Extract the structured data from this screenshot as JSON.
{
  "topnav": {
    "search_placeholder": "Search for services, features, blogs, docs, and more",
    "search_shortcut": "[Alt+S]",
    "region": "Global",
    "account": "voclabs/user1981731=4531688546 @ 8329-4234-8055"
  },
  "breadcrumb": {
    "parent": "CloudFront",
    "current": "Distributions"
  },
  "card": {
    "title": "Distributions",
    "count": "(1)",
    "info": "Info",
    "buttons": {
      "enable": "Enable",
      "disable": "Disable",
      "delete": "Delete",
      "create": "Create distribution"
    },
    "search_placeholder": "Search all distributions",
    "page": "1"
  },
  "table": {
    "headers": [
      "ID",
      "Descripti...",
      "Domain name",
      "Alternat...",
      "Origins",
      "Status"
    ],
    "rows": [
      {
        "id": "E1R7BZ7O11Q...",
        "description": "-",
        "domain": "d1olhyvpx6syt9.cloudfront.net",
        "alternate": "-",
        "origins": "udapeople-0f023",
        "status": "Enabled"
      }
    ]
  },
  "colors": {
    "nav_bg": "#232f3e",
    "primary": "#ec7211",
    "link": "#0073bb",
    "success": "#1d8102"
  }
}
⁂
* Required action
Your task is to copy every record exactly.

* Exercise response
Extract the structured data from this screenshot as JSON.
{
  "topnav": {
    "search_placeholder": "Search for services, features, blogs, docs, and more",
    "search_shortcut": "[Alt+S]",
    "region": "Global",
    "account": "voclabs/user1981731=4531688546 @ 8329-4234-8055"
  },
  "breadcrumb": {
    "parent": "CloudFront",
    "current": "Distributions"
  },
  "card": {
    "title": "Distributions",
    "count": "(1)",
    "info": "Info",
    "buttons": {
      "enable": "Enable",
      "disable": "Disable",
      "delete": "Delete",
      "create": "Create distribution"
    },
    "search_placeholder": "Search all distributions",
    "page": "1"
  },
  "table": {
    "headers": [
      "ID",
      "Descripti...",
      "Domain name",
      "Alternat...",
      "Origins",
      "Status"
    ],
    "rows": [
      {
        "id": "E1R7BZ7O11Q...",
        "description": "-",
        "domain": "d1olhyvpx6syt9.cloudfront.net",
        "alternate": "-",
        "origins": "udapeople-0f023",
        "status": "Enabled"
      }
    ]
  },
  "colors": {
    "nav_bg": "#232f3e",
    "primary": "#ec7211",
    "link": "#0073bb",
    "success": "#1d8102"
  }
}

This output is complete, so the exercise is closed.